    Stuart uses her own family's history to tell the story of race, slavery and sugar in Barbados from the 17th century to the WW II period. The focus on one family does make one feel as if a lot of the historical background is being skimmed. But, the central purpose of the book is to illustrate aspects of the system through one family's history and she does that well.
  • (4/5)
    Like a good piece of cake you can't put down. Reads without efforts. Andrea Stuart takes us thru 3 periods of her family's History; The Pioneer, The Plantocrat and The legacy. With her writing we can live her ancestors' day to day lives. Since she is a descendant from a mix of a master with his slaves, we can feel the compassion and the understanding tone of that era without forgetting the weight on future generation of the whites' action and beliefs' of that time. Well balanced between social explanations and her ancestors' lives. Deeply enjoyed it
  • (4/5)
    Sugar in the Blood: A Family’s Story of Slavery and Empire by Andrea Stuart tells the story of her family’s history, and in doing so, the history of the island of Barbados. As a colony of England it’s main purpose was agriculture and many different crops were tried, but when sugar was planted, it created a rich planters’ society. Known as white gold, the demand for this product made a source of labour and manpower imperative and what they turned to was cheap slave labour. At first bringing in slaves from Africa and then finding that it was cheaper to breed rather than buy, a large slave population grew on the island.Andrea Stuart is the result of the mixing of these white planters with a nubile slave girl and she can trace her great-great- great-great grandparents back to Robert Cooper Ashby, a fifth generation, well -to-do planter and an unnamed slave girl. A child from this relationship, born in 1803, was given a proper Christen name instead of a slave name and she can trace her family in great detail from there. The author is very clear on what this shackled existence meant to generations of her family.The story of both the Ashbys and Barbados is a complex one, and this book gives the reader some disturbing views of class, race, gender, property and greed. Well researched and full of details, I still found Sugar In The Blood a rather dry look at how entwined the sugar market and the slave trade were. I actually found the second half of the book more interesting as the author wrote about emancipation and the political and social issues of the day.
  • (3/5)

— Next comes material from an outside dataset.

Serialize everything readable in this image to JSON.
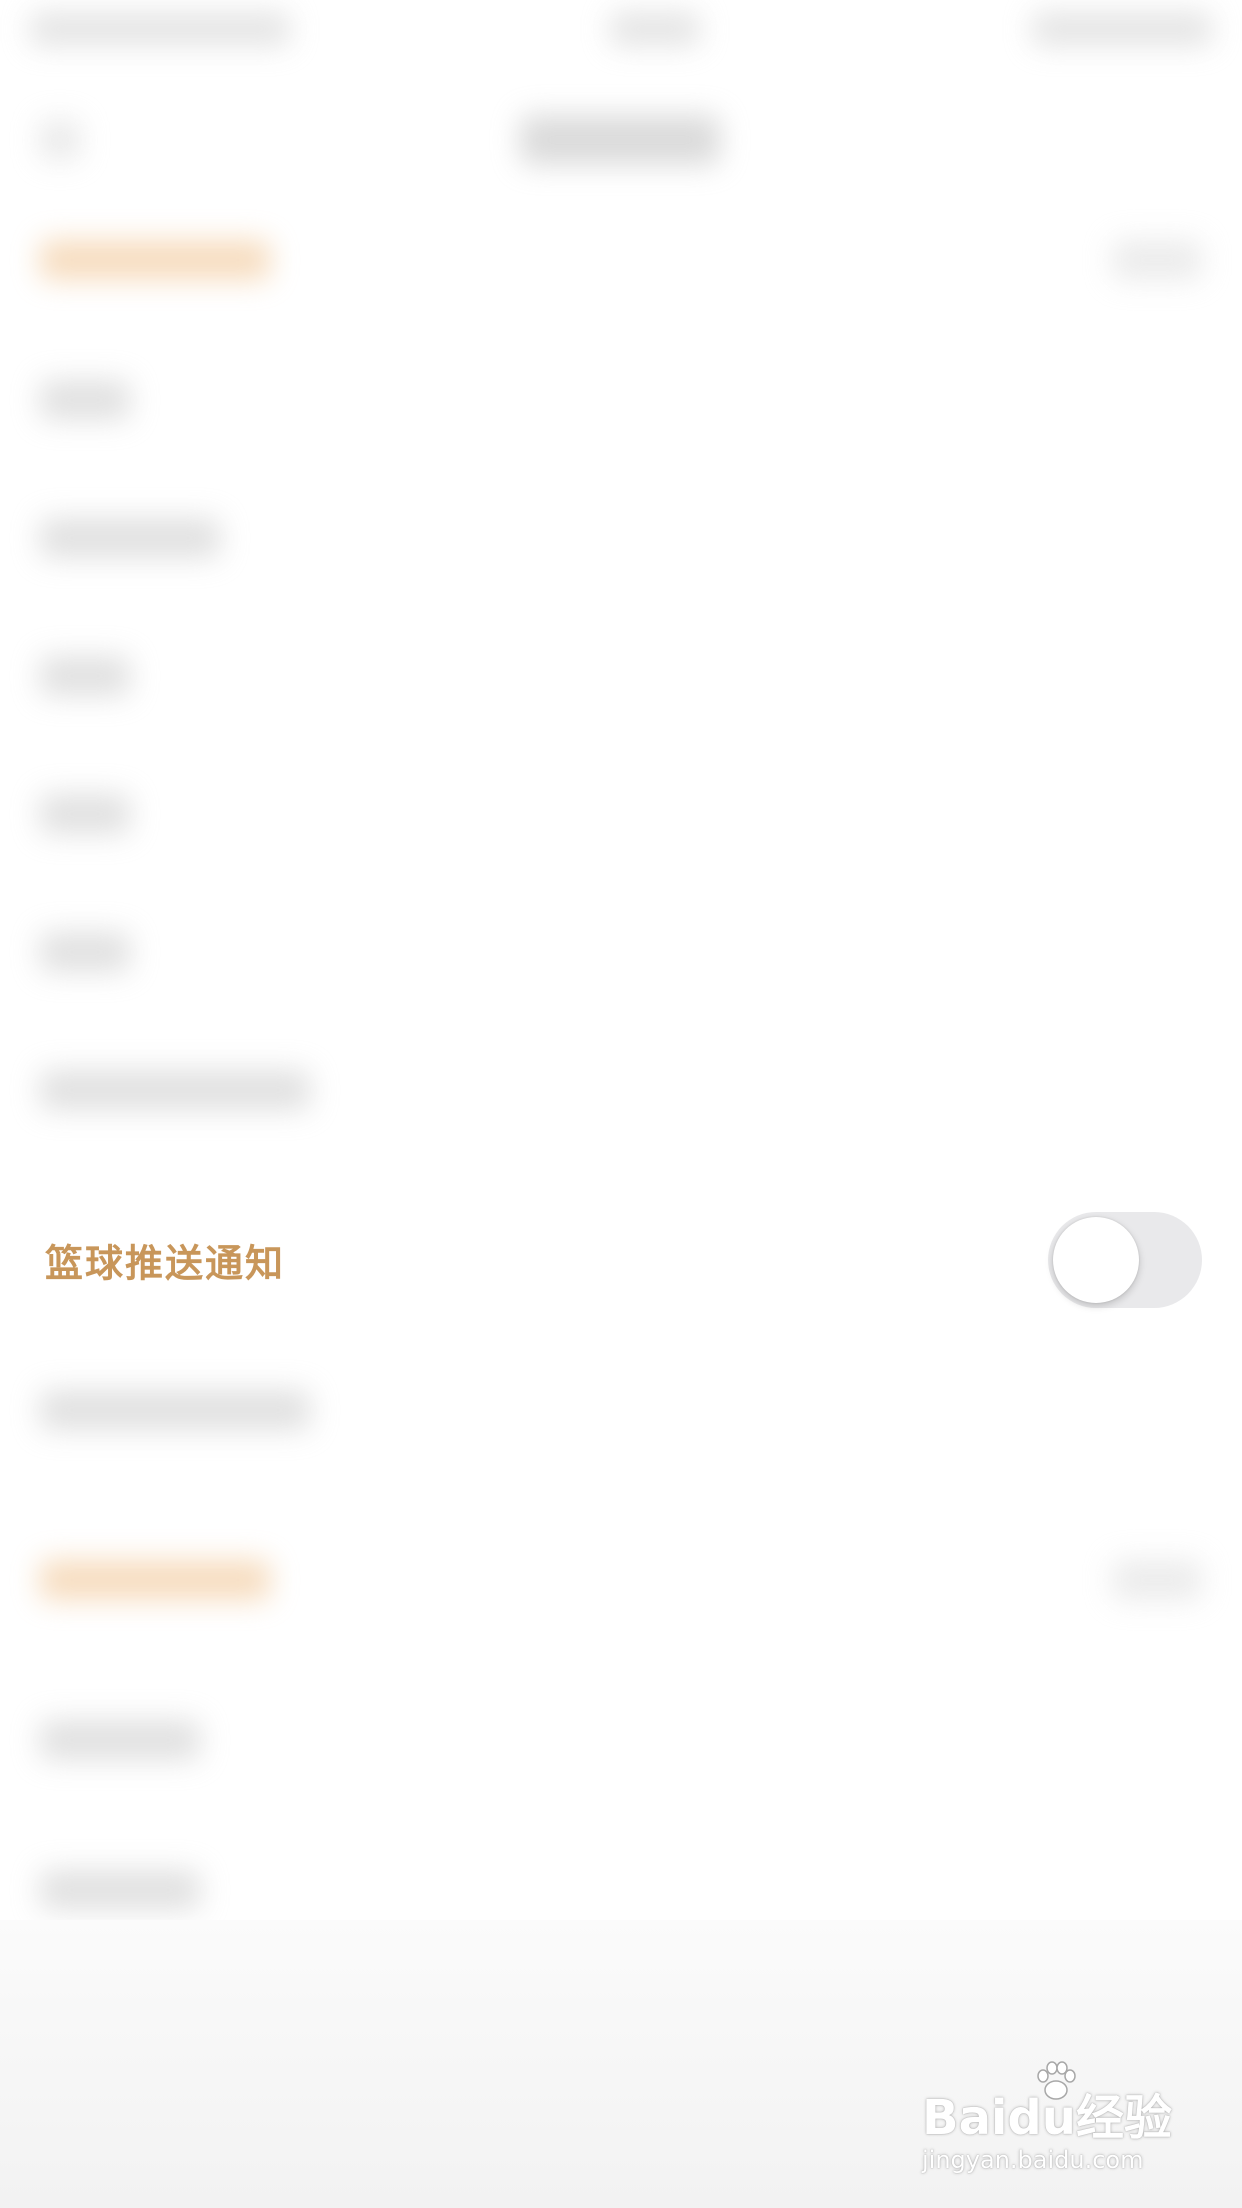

    I'd expected more of a memoir - found this interesting, but a little dry. At least I know a lot more about the history of Barbados now, and I appreciate the horrific conditions that made the rich white men rich.
  • (4/5)
    Andrea Stuart manages to fit a history of her family, the colonization of the Caribbean and the growth of sugar cultivation and slavery in a beautifully-written 300 pages. I began this book a week or so after finishing Adam Hochschild's "Bury the Chains", a history of the British abolitionist movement, and would recommend others do the same: Hochschild describes the small group of men and women who ended the slave trade and slavery, and Stuart describes the slaveholders and the slaves, not to mention the descendants of both.